══ Provided records
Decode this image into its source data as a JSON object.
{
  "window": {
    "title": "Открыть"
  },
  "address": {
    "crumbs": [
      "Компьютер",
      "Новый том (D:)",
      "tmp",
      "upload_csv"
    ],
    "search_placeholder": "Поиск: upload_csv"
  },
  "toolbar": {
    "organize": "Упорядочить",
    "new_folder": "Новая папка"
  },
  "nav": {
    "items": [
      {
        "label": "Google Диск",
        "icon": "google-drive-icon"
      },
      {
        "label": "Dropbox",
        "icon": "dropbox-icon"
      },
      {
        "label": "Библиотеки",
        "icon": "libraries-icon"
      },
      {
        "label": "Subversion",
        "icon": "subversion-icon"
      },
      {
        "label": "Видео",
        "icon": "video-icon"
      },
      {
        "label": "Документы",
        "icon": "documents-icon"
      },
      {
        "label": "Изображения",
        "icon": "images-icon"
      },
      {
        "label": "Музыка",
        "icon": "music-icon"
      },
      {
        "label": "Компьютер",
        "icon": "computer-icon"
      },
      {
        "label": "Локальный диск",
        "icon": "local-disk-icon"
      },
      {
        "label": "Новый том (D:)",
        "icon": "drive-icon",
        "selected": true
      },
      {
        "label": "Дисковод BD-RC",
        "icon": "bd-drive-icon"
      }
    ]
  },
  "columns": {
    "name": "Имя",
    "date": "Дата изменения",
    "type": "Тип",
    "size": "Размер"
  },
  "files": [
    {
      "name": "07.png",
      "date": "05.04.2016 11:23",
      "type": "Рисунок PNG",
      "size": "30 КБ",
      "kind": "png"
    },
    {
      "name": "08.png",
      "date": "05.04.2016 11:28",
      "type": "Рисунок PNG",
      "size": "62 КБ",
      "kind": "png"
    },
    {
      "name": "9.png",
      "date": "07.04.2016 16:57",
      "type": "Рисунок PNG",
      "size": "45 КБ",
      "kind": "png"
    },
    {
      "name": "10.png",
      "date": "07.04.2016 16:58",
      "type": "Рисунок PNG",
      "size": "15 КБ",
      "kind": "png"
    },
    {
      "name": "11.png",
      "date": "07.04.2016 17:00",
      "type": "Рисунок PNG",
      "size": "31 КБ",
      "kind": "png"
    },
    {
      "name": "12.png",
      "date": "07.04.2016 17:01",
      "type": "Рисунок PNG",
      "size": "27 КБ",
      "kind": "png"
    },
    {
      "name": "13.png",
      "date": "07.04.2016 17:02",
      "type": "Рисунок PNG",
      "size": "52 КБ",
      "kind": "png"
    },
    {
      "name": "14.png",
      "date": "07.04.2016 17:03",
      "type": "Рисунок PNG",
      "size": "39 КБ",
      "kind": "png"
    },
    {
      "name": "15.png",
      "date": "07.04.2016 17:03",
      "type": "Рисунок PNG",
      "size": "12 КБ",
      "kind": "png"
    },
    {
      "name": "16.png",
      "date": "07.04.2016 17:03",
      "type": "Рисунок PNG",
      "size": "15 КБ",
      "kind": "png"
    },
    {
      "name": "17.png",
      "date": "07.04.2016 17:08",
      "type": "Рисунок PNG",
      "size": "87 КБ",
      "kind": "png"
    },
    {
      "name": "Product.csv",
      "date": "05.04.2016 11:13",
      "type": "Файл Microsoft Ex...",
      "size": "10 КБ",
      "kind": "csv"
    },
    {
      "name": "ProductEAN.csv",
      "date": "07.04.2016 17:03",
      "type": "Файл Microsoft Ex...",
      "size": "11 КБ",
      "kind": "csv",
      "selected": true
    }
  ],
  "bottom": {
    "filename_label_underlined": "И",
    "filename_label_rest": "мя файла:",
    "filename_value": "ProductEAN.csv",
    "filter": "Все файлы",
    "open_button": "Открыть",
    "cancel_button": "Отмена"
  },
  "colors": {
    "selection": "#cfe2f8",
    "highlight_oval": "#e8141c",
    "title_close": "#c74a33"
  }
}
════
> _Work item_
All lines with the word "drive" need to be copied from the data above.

> _Solution to this task_
        "icon": "google-drive-icon"
        "icon": "drive-icon",
        "icon": "bd-drive-icon"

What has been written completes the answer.